● Problem
In the listing below, every line with the word "question" needs to be copied.

● Task input
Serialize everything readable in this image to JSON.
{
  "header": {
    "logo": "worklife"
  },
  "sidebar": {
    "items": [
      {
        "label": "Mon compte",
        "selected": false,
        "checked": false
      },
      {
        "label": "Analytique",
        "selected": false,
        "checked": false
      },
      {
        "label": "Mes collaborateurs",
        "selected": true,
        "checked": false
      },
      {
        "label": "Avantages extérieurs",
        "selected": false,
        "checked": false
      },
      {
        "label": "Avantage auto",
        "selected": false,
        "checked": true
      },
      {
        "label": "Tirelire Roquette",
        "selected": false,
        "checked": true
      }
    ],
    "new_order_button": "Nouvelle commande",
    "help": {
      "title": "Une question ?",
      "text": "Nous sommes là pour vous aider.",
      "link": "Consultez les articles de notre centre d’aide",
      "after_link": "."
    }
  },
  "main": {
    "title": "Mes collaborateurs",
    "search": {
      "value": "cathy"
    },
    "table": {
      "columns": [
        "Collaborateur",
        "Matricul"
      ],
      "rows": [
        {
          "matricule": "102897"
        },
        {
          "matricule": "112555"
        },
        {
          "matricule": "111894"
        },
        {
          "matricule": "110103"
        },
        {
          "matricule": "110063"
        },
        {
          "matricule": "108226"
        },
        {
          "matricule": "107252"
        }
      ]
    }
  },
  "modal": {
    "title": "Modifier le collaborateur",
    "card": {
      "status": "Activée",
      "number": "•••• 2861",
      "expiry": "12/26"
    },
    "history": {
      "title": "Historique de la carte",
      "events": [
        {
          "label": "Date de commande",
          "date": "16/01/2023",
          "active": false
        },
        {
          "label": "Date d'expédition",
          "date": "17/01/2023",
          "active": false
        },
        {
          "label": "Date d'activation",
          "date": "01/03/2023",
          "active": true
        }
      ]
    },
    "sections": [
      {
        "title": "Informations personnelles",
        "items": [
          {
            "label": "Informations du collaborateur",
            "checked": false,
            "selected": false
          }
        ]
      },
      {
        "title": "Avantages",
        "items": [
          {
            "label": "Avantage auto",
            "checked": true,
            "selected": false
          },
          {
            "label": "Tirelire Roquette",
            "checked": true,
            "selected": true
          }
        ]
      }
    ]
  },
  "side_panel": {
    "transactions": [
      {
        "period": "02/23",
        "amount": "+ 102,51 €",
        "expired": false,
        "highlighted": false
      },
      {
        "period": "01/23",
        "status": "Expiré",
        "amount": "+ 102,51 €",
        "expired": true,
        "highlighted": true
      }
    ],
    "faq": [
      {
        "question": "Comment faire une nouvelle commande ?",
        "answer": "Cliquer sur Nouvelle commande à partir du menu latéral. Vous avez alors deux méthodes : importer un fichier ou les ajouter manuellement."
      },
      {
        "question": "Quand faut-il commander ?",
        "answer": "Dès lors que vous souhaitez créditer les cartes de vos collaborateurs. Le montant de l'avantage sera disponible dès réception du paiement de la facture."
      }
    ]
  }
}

● Solved exercise
      "title": "Une question ?",
        "question": "Comment faire une nouvelle commande ?",
        "question": "Quand faut-il commander ?",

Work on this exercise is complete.